Clem stared at the copper tube winding down from the top of the still. The tip rested on a porcelain jug that sat on an upturned crate. He was quietly mumbling to himself as he had done every night for the last seven years. “Dang God of the still have mercy, lemme see a trickle down of your blessed juice.” The stool he sat on creaked as his knees knocked together. A fat spider scrambled underneath the copper pot where the fire should have been. The kerosene lamp sputtered. Clem got up and turned the wick up a bit. “Damn” he muttered “seven years and not a drop”.
Just then he heard a rustle in the dirt behind him. He turned around and with a jaundiced eye saw his neighbor Billie standing in the door of the ramshackle shed. “Clem you have plum lost your foolish mind,” proclaimed Billie. “For seven damn years you’ve been huddled over this stinkin’ still every night waiting for a trickle from that cold pot. I told you once I told you a thousand times welladay you got to light a fire for that damn thing to work.” Clem stood up and spat out a chunk of tobacco he’d been roiling in his mouth. “Shaddup Billie. Just shaddup. You know this here is a magic still. I got it from the old still god Ronnie Reagan. He said there is no way it wont work afore he dropped dead.” Billie shook his head. He took off his hat and held it like a preacher. “Clem old pal, every day you work for that mean old straw boss Willard. You give him and his people all your best corn. You shovel out his stables. You done break your back every day working at Rove Farm. Not once have they ever done a thing for you. A man like you oughtta wake up and smell the coffee!”

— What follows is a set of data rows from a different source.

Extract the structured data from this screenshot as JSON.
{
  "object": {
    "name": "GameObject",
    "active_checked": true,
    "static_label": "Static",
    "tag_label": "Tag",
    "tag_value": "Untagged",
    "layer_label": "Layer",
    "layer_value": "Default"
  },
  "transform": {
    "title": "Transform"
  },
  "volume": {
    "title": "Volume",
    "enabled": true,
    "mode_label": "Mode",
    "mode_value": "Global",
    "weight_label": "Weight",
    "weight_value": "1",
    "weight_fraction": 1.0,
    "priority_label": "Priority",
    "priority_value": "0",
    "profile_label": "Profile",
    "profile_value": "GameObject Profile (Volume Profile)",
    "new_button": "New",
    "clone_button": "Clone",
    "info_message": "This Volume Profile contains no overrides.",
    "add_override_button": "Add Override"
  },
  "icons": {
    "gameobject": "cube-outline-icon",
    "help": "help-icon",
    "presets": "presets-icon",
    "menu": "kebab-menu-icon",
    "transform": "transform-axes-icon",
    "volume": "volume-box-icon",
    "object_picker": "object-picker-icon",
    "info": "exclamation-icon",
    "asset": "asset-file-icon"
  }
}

“Aw hell” Clem grumbled. Billie turned and ceremoniously replaced his hat on his head and walked away into the night. “Plum foolish old coot, be dead afore he sees a trickle.” As Billie got further away his words echoed in Clem’s head. Clem thought to himself what he had been told. If he did what the straw boss Willard told him to do everyday. If he kept the Rove farm clean and free of undesirables. If he gave all his best corn up to them. The magic Reagan still was supposed to trickle down. He imagined in his head hundreds of full jugs of the sweet elixer. He remembered that Reagan once told him that: “Facts are stupid things.” In his mind he agreed. He was glad Billie had gone. He sat back down on the stool, his knees knocked together. He grabbed another wad of tobacco and took up his mumbling. “Dang God of the still have mercy, lemme see a trickle down of your blessed juice.”
“Facts are stupid things.” — Ronald Reagan
“Money doesn’t talk it swears.” — Bob Dylan from the song: It’s Alright Ma (I’m Only Bleeding)
Get off the cell phone and Drive! — Jake Shween